At times last season, City’s full back and defensive issues made it look as though they were playing with ten men when defending. Anyone who saw the pre-season game against Tottenham will have quickly got the idea that rampaging full backs are a fun idea and in Walker and Danilo, they’ve two players well equipped to entertain in that manner. From apparently playing with ten men, the move to non-geriatric full backs gives the appearance of playing with twelve, a feature some lesser teams are likely to endure during the forthcoming season. Mendy, so lethal a crosser for Monaco last season can easily slot in on the left side and Danilo has the versatility to cover either flank and perhaps has a point to prove after a mixed time in Madrid. Three new full backs looks like problem solved and the tearful farewell to Aleksandr Kolorov has become a footnote to the old order.
There remains the slight hope that Guardiola pushes all his chips into the centre of the table and brings in an Alexis Sánchez or suchlike, but the squad finally looks as though it is built to withstand more than just the current season. The veterans that now remain are the best of the successful era (David Silva, Agüero, Touré, Fernandinho and Kompany)–problems that needed to be solved mostly have been and top tier young talent has been secured to complement and enhance.
What to expect?

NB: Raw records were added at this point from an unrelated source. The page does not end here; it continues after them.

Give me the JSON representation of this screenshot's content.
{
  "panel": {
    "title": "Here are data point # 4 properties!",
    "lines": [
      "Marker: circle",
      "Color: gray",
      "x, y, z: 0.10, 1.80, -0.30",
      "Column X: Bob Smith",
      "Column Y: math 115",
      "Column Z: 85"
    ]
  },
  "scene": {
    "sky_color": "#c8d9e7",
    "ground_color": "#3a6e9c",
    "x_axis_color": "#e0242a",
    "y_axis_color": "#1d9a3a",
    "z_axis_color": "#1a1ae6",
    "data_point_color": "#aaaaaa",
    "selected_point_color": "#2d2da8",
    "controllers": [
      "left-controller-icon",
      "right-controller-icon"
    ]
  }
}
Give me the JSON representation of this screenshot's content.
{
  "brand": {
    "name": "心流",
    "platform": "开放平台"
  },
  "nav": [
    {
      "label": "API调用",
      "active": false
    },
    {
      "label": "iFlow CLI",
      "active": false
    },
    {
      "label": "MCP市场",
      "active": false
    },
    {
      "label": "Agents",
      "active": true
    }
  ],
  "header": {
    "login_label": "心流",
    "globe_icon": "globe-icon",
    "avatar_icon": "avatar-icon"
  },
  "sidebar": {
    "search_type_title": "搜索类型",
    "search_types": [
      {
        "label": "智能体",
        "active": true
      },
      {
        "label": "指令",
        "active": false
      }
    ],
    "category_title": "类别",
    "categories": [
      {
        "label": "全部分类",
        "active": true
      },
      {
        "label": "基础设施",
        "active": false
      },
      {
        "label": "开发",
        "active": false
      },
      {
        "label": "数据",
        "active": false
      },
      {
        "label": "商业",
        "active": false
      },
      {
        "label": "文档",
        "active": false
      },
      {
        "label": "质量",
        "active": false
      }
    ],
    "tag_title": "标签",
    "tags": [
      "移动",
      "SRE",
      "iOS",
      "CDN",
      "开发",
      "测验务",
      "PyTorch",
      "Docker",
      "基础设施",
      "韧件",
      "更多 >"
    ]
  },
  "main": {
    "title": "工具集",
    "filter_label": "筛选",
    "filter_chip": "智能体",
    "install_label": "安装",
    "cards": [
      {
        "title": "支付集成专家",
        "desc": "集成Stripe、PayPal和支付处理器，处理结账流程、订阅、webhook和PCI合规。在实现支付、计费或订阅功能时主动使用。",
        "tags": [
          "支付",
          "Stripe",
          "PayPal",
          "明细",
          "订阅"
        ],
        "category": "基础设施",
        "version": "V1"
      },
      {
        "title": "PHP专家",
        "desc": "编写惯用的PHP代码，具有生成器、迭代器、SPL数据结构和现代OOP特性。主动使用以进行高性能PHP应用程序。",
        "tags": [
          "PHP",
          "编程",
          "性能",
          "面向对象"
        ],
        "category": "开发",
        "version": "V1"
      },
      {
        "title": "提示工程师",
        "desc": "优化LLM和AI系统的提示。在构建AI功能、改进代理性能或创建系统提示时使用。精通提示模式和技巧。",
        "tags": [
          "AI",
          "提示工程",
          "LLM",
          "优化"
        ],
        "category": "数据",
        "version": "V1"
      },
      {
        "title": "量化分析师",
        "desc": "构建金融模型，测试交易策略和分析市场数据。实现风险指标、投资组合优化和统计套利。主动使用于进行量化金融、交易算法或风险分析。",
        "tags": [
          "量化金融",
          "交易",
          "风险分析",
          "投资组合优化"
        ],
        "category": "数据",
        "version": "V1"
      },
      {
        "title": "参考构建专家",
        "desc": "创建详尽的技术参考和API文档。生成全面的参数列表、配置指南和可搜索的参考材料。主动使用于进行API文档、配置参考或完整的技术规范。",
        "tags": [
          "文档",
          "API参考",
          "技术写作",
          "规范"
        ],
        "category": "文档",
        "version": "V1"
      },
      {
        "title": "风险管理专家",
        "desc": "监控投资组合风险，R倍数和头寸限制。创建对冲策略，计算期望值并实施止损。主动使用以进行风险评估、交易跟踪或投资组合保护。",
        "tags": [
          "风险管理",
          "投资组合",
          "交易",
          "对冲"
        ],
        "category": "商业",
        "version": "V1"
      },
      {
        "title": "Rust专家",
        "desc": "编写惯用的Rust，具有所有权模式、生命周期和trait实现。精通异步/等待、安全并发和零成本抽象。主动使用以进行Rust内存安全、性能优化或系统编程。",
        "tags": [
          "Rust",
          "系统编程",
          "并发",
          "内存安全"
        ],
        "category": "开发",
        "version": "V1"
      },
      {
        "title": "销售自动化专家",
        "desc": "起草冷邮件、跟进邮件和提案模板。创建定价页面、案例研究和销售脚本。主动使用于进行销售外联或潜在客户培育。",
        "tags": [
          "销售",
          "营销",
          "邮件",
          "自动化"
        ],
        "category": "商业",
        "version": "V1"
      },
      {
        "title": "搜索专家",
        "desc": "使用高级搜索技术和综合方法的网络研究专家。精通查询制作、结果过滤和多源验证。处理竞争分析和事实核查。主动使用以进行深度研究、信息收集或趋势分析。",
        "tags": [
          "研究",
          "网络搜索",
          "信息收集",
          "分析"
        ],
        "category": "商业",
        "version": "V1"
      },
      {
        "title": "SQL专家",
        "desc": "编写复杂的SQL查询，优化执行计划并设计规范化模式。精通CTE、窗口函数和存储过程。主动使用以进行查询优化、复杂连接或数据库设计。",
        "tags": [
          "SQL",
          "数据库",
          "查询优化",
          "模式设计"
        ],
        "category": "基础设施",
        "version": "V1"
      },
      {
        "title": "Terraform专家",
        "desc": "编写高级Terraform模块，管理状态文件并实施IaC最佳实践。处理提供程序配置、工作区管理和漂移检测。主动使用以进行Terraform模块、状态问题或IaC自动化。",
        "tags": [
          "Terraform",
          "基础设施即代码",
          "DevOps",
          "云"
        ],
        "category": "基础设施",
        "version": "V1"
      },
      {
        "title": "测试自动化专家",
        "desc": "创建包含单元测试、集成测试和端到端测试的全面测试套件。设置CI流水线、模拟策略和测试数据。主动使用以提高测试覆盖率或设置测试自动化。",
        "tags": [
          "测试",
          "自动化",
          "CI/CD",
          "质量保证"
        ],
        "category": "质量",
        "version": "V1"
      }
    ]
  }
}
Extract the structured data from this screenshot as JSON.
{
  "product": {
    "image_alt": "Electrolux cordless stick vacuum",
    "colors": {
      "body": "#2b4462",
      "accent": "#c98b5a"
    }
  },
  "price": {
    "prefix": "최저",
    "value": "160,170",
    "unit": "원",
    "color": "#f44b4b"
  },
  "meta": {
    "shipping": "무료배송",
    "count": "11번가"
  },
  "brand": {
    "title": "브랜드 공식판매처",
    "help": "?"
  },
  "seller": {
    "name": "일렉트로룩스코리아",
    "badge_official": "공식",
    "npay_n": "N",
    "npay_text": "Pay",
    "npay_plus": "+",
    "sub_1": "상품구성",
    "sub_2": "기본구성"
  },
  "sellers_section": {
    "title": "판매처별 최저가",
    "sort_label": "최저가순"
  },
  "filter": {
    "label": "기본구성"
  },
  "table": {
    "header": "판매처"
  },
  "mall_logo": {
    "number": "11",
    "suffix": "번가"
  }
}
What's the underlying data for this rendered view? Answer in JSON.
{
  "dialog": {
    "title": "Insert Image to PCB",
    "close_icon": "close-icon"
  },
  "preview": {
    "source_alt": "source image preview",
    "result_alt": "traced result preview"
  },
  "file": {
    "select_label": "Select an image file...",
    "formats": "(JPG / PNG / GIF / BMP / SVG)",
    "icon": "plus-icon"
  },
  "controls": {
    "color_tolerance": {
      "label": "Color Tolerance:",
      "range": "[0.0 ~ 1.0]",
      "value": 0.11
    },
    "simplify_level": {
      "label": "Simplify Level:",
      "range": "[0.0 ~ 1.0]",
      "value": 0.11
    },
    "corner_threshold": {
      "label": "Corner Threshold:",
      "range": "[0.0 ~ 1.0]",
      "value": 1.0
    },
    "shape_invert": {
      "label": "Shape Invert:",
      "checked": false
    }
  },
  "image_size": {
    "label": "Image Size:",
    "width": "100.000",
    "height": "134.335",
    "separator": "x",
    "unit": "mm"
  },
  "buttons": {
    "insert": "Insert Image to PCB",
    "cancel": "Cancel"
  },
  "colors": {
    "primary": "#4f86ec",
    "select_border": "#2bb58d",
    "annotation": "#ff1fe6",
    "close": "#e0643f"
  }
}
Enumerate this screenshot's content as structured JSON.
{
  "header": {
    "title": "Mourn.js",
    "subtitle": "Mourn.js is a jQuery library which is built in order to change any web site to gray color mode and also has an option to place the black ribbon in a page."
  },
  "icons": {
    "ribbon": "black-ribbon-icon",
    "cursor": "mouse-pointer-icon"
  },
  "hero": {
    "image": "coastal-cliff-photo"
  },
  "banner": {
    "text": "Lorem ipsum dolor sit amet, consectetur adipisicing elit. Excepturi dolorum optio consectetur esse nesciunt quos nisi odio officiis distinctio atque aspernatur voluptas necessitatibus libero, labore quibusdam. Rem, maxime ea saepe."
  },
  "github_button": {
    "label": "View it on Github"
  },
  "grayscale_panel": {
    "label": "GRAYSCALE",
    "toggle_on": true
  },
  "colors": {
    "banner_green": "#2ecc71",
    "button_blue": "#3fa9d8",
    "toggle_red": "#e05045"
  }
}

As Antonio Conte’s Chelsea side took the spoils last season, the much heralded battle between Guardiola and Jose Mourinho’s new cross-town teams failed to really materialise. Now both find themselves in year two with a distinct mandate that their league results need to improve while also competing in Europe. Anything less than fighting long and hard for the title will be considered failure for both and City in particular look well set to contend.
Last year’s Racing Post preview featured a majority of bookies reps picking out Chelsea as most likely winners; this year the same shrewd bunch casts a majority vote for City. They are short priced favourites but even a small bounce forward in their metric variance could be enough for them to find the eight to ten points they likely need to be bang there. The big question will remain in defence, and Ederson will not want to be left isolated as Bravo was so frequently last season. Nobody will enjoy facing City’s attack and there will be games where they steamroller weaker sides. Anything less than contending will mean that something has veered drastically off course and is hard to foresee. This league may well be tough, but City look to have the right blend to finally deliver on the expectation of every season since they last won the title in 2013-14.
Surely they won’t fail again?